5. Set Up Automated Bill Payment for Better Budget
Let's say your budget can handle the basics but you often find yourself short on bill money anyway at the end of the month. This is a simple matter of not pre-calculating for the bills you know will come. The best way to deal with this other than a tedious budget is simple: automated bill payment. Many services offer automation and will simply complete the payment transaction on the right day of each month.
This way, bills take care of themselves and once they are auto-paid you cannot accidentally over-spend your bill money when calculating for other monthly costs.
6. Cut the Expenses You Don't Enjoy
Cutting is one of the least pleasant parts of budgeting - unless you cut with strategy. You don't have to start with your favorite luxury items. Instead, start with things you've been paying for but don't enjoy. Got an old streaming TV channel you don't watch anymore? Cancel that subscription? Buy a crummy lunch at work every day? Cut that expense and try tasty from-home sandwiches for a while.
Instead of cutting the things you like, start by cutting things you don't like.
7. Turn on Balance Alert Texts
Finally, get your phone involved. We don't just mean tracking your spending and using budget dashboards. You can also turn on text alerts to help you with a smarter approach to your banking and saving. The most useful alert for most people is the low-balance alert. This simply lets you know when your account is approaching a low number or zero.
Some services let you set a custom balance alert, giving yourself a custom bumper or landmark for your own personal finance management. You can use some account alerts for useful methods other than simply tracking your bank balance.
Learn How to Keep a Budget
Sticking to a budget doesn't have to mean budgeting much of your time, energy, or items.

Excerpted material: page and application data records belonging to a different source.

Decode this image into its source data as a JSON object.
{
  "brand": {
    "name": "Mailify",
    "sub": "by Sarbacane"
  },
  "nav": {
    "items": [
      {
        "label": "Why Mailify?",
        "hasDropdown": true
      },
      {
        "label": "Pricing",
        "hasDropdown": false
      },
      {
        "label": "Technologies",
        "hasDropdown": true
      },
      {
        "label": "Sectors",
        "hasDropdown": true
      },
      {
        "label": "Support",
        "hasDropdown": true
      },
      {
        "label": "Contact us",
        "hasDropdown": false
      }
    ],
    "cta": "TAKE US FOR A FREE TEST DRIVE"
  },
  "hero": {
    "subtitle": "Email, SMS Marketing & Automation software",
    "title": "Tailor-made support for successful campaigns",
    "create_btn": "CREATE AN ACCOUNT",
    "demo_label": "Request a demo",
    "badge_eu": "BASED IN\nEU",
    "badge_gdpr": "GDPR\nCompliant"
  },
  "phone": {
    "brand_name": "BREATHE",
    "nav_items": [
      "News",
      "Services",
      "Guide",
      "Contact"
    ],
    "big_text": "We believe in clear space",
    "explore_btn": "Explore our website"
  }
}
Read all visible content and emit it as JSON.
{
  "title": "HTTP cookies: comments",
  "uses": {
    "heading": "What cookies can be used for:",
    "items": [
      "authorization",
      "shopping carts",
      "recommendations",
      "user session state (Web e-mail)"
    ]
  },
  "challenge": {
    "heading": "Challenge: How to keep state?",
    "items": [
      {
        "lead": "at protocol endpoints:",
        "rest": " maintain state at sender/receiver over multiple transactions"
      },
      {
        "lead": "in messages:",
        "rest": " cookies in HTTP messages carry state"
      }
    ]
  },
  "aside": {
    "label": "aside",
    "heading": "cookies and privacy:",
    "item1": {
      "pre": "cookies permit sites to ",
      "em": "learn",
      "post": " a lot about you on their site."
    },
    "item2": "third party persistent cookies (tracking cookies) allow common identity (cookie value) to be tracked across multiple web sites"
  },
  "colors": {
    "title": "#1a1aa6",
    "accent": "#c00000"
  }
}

For more insights into managing your personal finances wisely even when you want to dodge the budget, contact us today.